JERUSALEM, May 6 (Reuters) - The Bank of Israel said on Thursday it had bought $5.27 billion worth of foreign currency in April, bringing its forex reserves to a record $193.99 billion.
The reserves, which equate to 48.1% of Israel's gross domestic product (GDP), grew by a total $8.3 billion last month, the central bank said, helped also by private sector transfers and a revaluation of the reserves.
In January, it said it would buy $30 billion of foreign currency in 2021 to try to stem the shekel's appreciation, after buying $21 billion in 2020.
Since then, Bank of Israel Governor Amir Yaron has said purchases could exceed $30 billion this year. It has bought about $19 billion of foreign currency in the first four months.
The shekel hit 3.11 per dollar on Jan. 14, its strongest since April 1996. With the help of the central bank's intervention, it has since eased back and remained steady between 3.24 and 3.30.

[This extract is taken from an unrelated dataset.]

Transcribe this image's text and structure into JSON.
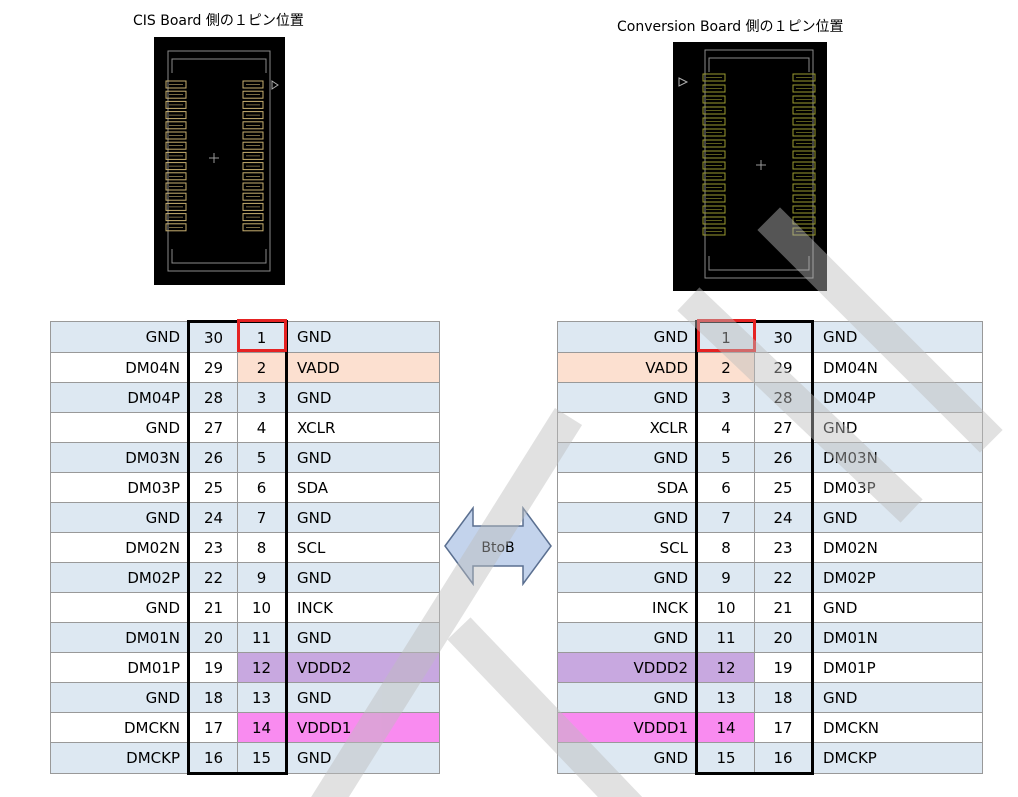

Policymakers have cited as reasons for the shekel's strength the global weakness of the dollar, strong foreign investment flows into Israel, a wide current account surplus and optimism that a rapid COVID-19 vaccine rollout will quickly lead to an economic recovery after three lockdowns.
The rise in reserves last month was partly offset by government transfers abroad of about $265 million.
The central bank also said it bought 3.4 billion shekels ($1 billion) of Israeli government bonds last month to bring its total since March 2020, when it began the program, to 62.3 billion shekels. Its balance of corporate bond purchases held steady at 3.5 billion shekels.
The Bank of Israel has said it would buy up to 85 billion shekels worth of government bonds.
As part of a plan to encourage credit to small businesses, the bank said it loaned another 3.5 billion shekels to the banking system last month to bring its loan total during the COVID-19 pandemic to 31.6 billion shekels. ($1 = 3.2620 shekels) (Reporting by Ari Rabinovitch Editing by Gareth Jones)